3. Increase Your Rates
Simple to say but difficult to get around the fear and doubt. Have you ever regretted raising your rates, though? I doubt it.
4. Muscle up Your Team
Wearing too many hats? Remember what Tim Ferriss taught the world in The 4-Hour Workweek. You can do more with less than you think, especially if you hire virtual team members.
5. Work with Partners, Especially Distribution Partners
Even though amplifying reach is one of the most common problems, the least often leveraged solution is partnering with people and brands that have more reach. It can be as simple as sending an email or making a phone call. If you’re looking for more ideas on this one, read or reread the classic Never Eat Alone, by Keith Ferrazzi. (Incidentally, he’s been killing it on LinkedIn lately!)
6. New Markets
I would argue deeper segmentation relates to this category.
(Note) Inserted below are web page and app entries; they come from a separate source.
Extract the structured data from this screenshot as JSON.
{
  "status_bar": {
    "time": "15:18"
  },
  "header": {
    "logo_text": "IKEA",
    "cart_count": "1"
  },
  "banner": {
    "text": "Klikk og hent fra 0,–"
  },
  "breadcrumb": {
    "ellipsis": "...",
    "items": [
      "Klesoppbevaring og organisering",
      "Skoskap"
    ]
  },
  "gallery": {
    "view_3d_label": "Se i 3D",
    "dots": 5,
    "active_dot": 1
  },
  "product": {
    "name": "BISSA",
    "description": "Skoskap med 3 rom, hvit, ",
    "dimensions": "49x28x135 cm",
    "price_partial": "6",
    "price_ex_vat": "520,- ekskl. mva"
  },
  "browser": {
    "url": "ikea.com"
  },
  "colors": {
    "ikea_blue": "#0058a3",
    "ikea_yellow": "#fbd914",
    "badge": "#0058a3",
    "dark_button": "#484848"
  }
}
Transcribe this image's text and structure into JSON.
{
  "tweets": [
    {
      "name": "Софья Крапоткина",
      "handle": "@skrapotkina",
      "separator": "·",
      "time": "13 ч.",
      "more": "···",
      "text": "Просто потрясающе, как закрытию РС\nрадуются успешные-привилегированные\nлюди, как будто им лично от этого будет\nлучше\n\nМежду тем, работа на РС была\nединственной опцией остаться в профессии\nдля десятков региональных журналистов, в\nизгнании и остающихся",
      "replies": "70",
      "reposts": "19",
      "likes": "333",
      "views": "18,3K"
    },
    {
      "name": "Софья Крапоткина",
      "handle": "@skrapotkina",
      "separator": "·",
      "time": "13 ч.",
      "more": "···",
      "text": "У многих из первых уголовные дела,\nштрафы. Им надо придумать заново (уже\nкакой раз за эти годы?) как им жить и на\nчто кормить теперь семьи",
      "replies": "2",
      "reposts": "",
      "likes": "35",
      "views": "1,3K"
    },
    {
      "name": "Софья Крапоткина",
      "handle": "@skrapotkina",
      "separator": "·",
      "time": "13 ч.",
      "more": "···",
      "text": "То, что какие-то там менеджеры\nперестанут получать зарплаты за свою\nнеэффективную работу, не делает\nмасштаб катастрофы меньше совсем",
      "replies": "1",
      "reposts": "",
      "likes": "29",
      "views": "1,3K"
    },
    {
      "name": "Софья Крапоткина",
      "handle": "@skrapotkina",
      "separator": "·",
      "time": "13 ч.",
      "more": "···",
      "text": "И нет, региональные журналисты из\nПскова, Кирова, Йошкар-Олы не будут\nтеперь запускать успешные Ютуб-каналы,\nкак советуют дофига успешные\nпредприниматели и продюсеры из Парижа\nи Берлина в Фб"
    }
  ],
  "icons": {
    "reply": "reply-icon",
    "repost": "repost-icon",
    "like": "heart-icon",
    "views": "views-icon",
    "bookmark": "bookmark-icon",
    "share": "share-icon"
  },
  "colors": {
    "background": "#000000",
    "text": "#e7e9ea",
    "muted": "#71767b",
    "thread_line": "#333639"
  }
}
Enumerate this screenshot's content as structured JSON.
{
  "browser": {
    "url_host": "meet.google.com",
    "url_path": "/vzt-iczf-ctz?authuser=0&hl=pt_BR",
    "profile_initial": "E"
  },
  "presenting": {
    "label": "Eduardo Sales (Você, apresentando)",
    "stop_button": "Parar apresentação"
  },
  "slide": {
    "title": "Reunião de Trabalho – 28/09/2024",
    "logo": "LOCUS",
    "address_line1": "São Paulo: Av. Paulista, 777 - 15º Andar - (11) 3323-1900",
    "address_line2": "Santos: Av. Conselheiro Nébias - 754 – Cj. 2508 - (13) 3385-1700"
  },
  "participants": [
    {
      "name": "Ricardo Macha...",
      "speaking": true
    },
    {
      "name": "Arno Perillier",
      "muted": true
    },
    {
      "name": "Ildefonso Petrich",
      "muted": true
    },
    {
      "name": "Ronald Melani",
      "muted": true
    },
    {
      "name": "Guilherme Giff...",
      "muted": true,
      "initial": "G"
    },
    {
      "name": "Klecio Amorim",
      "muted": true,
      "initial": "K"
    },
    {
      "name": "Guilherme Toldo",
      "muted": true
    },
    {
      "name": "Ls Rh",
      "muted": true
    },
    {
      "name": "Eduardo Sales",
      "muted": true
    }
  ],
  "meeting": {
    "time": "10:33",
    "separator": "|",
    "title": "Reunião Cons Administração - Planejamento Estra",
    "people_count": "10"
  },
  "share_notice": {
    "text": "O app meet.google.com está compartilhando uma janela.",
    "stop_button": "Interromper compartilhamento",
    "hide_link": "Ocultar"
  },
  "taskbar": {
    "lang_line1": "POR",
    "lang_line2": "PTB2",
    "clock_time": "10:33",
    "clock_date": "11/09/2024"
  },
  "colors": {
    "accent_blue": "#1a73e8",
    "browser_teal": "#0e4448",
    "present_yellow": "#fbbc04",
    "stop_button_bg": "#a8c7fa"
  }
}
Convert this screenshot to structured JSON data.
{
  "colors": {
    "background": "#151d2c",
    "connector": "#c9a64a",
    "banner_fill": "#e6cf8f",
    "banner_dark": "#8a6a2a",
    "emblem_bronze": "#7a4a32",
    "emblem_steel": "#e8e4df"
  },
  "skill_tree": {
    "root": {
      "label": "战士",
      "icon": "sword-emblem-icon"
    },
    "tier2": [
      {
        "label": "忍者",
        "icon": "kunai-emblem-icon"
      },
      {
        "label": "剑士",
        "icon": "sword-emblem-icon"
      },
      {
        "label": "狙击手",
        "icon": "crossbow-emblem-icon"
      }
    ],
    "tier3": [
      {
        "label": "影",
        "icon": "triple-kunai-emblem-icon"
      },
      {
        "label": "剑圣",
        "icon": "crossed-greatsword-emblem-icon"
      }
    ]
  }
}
As you consider going wider, explore whether going deeper is more efficient.
7. Diversified Revenue Streams
By the end of Q3 2020, e-commerce was up by 140 percent year-over-year. Obviously, that’s in a time when many businesses (especially brick and mortars) are getting crushed.
8. Mergers and Acquisitions
Serial Entrepreneur and acclaimed Business Mentor, Roland Frasier, preaches and teaches the benefits of leveraging mergers and acquisitions for growth, “Just in the U.S., an average of 595,000 businesses cease to exist EVERY year. (That’s an average of 1,630 a DAY.) And when they’re gone, so are their email lists, customer databases, inventory assets, social media channels, and every other truly valuable asset they’ve built over the years…what if there was a way to plug them (and ALL of their assets) into your business for exponential growth?”
9. Database Marketing
This is another underappreciated opportunity. One of my favorite blogs we published this year was about how to expand your email list, and we crowdsourced the material for that.
Have any of these techniques worked well for you lately? Would love to catch up.